Former Bosnian Croat leaders Jadranko Prlic, Bruno Stojic, Slobodan Praljak, Milivoj Petkovic, Valentin Coric and Berislav Pusic are appealing against war crimes convictions for the expulsions of Bosniaks in Bosnia and Herzegovina in the 1990s.
Croatia wanted ‘friend of the court’ status in the case because the first-instance verdict mentions ex-president Tudjman, his defence minister Gojko Susak and chief of the general staff of the Croatian Army, Janko Bobetko, as being part of “joint criminal enterprise”.
Croatia insisted that the first instance verdict pronounced in May 2013 violated the right to the presumption of innocence of Tudjman, Susak and Bobetko, who are all deceased, and made incorrect conclusions about the alleged involvement of Croatia in crimes against Bosniaks.
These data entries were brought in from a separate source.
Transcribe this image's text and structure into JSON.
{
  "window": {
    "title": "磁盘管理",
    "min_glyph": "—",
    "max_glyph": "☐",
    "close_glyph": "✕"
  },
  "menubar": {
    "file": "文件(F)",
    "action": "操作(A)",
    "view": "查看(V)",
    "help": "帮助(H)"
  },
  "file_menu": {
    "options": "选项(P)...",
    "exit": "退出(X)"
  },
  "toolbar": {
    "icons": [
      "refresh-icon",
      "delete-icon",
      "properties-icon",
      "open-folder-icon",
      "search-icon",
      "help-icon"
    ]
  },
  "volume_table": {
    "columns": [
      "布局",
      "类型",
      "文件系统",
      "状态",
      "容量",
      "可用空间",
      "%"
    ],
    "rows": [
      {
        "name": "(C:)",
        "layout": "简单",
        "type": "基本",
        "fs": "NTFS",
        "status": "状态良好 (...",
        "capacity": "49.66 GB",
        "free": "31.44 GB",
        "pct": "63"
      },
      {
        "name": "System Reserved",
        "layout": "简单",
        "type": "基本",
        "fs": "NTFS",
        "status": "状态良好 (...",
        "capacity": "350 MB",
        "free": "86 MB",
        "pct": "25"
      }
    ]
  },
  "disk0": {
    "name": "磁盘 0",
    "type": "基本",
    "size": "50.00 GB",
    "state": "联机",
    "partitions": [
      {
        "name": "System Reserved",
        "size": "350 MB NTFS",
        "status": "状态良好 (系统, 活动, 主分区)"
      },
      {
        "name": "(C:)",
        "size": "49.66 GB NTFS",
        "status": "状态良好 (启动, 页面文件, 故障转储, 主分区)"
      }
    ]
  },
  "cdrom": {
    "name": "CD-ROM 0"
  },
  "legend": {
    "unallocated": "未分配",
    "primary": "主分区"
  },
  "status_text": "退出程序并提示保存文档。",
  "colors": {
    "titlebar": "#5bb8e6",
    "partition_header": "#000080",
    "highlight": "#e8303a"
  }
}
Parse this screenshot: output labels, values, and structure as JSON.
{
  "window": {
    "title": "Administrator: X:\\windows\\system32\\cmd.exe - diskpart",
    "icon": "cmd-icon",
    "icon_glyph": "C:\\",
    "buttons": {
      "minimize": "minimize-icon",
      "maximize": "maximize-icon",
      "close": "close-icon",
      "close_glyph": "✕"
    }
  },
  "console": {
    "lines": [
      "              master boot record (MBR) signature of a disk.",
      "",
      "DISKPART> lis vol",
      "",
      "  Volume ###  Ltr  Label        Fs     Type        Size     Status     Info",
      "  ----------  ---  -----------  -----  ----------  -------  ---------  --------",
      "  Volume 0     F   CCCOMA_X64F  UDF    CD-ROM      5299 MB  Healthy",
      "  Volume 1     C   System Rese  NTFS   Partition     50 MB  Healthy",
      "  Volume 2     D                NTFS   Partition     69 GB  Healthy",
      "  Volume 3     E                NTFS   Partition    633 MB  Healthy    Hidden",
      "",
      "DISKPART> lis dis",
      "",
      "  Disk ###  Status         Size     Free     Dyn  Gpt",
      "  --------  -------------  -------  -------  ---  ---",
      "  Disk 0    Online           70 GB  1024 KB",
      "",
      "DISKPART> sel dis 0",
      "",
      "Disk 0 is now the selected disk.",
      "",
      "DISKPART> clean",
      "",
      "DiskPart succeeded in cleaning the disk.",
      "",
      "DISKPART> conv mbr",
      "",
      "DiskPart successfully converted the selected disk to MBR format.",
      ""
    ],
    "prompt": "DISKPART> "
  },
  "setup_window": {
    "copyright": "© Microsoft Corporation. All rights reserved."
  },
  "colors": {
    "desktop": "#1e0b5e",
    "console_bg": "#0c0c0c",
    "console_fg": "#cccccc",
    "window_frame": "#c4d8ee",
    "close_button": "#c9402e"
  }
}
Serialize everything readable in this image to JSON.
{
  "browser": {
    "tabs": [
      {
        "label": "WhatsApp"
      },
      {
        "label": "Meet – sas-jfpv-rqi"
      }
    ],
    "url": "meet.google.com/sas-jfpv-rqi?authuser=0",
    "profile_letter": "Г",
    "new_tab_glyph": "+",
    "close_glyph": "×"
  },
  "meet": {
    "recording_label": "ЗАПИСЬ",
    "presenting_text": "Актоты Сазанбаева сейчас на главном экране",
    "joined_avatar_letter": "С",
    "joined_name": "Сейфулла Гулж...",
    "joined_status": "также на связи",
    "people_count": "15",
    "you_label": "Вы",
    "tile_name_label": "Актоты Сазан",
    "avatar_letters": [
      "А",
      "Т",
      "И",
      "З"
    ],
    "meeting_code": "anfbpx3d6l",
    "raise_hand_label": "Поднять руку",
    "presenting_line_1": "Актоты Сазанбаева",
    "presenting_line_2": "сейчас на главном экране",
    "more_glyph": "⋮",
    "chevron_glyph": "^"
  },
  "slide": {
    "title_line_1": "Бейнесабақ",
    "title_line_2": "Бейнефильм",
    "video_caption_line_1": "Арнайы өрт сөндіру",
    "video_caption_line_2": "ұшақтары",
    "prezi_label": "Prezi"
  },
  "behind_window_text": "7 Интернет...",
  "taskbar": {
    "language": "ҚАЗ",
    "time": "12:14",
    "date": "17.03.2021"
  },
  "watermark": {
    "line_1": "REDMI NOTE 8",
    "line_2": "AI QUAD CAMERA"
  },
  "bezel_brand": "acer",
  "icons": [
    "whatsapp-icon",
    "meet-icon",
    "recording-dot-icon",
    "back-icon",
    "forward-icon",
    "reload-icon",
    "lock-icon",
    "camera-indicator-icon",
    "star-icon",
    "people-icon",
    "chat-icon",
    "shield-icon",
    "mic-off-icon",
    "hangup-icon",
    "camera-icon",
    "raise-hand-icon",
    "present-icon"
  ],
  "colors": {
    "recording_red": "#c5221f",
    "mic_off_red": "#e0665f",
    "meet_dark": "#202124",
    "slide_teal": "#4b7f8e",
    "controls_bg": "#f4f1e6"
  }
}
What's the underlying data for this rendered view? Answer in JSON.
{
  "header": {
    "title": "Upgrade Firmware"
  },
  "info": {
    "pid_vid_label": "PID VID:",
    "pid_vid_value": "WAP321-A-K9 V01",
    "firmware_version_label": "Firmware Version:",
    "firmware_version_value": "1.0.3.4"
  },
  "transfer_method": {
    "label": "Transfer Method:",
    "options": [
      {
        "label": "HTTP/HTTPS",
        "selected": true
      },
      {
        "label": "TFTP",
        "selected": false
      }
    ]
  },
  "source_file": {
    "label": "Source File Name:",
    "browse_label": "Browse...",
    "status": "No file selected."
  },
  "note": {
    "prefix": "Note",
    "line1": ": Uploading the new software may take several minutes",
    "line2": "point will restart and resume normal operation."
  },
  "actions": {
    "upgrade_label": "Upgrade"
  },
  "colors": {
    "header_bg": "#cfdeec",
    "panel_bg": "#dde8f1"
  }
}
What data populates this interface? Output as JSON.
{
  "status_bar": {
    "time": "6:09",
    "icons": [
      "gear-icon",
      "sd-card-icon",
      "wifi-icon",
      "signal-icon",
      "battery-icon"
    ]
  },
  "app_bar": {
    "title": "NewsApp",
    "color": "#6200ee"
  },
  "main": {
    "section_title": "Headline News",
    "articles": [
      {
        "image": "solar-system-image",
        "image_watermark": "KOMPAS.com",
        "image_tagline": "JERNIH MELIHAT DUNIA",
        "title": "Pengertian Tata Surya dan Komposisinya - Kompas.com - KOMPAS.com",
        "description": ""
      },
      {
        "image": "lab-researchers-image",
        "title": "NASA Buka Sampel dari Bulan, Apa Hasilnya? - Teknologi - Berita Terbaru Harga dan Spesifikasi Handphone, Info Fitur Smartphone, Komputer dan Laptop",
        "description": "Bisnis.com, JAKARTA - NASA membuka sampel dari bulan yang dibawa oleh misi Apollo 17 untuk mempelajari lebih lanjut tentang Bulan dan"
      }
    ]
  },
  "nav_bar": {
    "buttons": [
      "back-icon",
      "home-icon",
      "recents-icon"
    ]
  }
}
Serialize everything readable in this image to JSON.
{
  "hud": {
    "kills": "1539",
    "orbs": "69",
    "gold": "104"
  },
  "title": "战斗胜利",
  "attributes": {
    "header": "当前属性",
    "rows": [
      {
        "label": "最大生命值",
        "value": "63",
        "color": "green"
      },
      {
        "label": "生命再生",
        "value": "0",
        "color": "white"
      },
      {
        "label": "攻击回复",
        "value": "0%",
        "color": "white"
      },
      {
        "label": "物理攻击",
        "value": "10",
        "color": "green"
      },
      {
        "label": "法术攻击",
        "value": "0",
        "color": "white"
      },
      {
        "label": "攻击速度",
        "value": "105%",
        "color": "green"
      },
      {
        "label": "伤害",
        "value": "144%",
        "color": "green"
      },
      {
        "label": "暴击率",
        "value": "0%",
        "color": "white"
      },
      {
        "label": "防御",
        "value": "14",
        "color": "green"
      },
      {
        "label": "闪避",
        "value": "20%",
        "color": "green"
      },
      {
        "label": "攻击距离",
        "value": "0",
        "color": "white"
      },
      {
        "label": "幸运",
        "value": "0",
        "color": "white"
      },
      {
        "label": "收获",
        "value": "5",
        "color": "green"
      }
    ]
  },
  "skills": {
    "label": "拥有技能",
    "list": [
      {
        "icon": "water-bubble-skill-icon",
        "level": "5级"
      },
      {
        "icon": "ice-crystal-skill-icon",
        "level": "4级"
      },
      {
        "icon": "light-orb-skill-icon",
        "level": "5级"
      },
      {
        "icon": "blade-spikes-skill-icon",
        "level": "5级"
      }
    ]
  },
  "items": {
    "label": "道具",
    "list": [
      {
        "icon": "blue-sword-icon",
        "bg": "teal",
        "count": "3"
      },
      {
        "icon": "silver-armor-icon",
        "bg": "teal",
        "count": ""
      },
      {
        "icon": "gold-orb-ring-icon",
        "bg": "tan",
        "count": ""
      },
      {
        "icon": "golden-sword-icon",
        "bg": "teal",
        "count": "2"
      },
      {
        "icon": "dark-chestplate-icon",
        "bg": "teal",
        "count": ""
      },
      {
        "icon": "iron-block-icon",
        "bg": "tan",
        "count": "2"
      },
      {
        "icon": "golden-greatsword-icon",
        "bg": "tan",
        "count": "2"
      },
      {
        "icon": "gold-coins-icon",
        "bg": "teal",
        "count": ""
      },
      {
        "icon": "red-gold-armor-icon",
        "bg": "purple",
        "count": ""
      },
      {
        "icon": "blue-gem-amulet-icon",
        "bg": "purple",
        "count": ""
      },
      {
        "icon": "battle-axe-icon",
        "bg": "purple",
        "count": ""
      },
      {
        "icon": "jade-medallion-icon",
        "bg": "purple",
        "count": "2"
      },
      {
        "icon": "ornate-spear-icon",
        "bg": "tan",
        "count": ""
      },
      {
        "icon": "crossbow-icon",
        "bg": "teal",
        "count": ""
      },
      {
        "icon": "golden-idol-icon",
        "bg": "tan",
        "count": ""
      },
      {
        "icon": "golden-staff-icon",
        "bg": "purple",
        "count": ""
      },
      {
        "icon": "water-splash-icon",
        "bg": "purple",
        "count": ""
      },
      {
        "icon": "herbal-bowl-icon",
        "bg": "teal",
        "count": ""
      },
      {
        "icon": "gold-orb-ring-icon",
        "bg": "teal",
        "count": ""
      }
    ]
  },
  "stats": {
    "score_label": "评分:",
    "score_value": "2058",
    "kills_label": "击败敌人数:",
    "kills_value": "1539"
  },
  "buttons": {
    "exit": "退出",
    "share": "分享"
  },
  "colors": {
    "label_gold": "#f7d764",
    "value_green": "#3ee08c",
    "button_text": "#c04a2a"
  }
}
But Hague Tribunal president Carmel Agius said in his decision that the three Croatan officials were not on trial in the case.
“The conclusions on criminal responsibility in a certain case before the Tribunal refer to the defendants in that case only. In relation to that, we would like to mention that Tudjman, Susak and Bobetko are not accused in this case,” Agius said.
“The first instance chamber did not make separate conclusions in regard to their participation in the joint criminal enterprise nor did it specifically pronounce them guilty of any crimes,” he added.
Agius also said in his decision that the mentioning of Tudjman, Susak and Bobetko in the verdict did not mean that the court had accused Croatia of having any responsibility for the crimes.
“The appellate chamber reminds that the Tribunal has jurisdiction over individuals only and that it does not have jurisdiction to render conclusions on responsibilities of a state,” he said.
The first-instance verdict found Prlic, Stojic, Praljak, Petkovic, Coric and Pusic guilty of participating in a joint criminal enterprise aimed at persecuting and ethnically cleansing Bosniaks from the unrecognised wartime Bosnian Croat-led statelet Herceg-Bosna, which they wanted to join up with a ‘Greater Croatia’.
The Hague court sentenced Prlic to 25 years in prison, Stojic, Praljak and Petkovic to 20, Coric to 16 and Pusic to ten years.